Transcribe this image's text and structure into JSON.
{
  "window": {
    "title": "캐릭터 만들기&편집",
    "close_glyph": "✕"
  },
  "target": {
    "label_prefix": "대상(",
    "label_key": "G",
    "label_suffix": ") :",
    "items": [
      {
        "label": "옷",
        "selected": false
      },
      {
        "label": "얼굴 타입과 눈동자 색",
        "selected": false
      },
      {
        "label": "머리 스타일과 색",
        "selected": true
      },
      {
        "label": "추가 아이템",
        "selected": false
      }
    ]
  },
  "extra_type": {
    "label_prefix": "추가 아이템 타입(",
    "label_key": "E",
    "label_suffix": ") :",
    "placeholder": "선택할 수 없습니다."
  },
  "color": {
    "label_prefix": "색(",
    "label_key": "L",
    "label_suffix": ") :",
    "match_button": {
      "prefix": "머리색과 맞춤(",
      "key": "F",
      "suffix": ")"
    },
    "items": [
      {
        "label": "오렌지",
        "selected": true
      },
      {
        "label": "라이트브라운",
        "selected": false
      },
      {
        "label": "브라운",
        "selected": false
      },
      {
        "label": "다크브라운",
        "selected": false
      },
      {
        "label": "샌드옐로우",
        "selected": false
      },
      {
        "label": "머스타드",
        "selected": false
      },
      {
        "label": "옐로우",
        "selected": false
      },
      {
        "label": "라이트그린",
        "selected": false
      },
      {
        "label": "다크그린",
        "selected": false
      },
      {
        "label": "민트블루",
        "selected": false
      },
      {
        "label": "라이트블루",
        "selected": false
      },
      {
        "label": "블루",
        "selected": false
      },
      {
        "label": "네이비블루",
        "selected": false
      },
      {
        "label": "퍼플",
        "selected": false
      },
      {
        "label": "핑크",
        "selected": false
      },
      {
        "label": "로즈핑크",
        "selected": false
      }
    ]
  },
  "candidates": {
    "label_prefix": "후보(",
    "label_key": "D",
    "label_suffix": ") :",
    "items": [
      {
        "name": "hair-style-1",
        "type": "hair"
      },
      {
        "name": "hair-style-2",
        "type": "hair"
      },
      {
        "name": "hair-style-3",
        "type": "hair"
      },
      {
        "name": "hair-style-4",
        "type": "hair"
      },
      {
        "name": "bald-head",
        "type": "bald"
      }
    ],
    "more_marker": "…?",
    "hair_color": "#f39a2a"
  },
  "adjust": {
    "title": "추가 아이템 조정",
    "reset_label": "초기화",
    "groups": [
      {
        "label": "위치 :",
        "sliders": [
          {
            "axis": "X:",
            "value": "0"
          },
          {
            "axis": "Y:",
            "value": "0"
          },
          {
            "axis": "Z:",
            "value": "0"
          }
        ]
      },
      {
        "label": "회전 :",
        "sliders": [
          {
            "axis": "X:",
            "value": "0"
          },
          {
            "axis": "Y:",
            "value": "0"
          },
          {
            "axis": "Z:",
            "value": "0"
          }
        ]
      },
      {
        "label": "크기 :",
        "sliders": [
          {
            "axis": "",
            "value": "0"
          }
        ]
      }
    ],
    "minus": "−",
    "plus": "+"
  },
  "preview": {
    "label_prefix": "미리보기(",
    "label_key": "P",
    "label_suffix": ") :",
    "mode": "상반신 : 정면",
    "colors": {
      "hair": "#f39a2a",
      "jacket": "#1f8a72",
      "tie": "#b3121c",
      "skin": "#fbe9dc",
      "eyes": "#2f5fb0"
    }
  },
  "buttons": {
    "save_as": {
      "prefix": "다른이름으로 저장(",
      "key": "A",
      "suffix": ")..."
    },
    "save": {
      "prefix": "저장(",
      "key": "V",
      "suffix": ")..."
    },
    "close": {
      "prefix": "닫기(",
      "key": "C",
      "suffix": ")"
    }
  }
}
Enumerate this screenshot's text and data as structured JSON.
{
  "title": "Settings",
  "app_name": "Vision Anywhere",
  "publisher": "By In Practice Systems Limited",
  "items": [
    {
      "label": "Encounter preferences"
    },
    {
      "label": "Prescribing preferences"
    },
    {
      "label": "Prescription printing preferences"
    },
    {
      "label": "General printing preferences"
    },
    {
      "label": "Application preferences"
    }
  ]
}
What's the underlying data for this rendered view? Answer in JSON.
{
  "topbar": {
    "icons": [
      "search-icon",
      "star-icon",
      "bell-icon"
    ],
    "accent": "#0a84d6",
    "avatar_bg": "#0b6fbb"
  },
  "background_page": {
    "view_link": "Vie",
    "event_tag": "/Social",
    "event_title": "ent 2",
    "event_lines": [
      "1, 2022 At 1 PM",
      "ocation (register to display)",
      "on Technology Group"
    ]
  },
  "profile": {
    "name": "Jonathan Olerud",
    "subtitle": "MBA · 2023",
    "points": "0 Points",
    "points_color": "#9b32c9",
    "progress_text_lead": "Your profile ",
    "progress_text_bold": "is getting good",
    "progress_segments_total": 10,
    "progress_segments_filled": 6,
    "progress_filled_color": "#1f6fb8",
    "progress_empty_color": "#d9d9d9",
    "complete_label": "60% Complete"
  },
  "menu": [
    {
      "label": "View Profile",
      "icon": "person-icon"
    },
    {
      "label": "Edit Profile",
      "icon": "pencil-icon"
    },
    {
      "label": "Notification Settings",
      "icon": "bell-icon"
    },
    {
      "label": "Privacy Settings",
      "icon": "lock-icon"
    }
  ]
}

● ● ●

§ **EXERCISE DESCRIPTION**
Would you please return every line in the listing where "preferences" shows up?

§ **FINISHED TASK**
      "label": "Encounter preferences"
      "label": "Prescribing preferences"
      "label": "Prescription printing preferences"
      "label": "General printing preferences"
      "label": "Application preferences"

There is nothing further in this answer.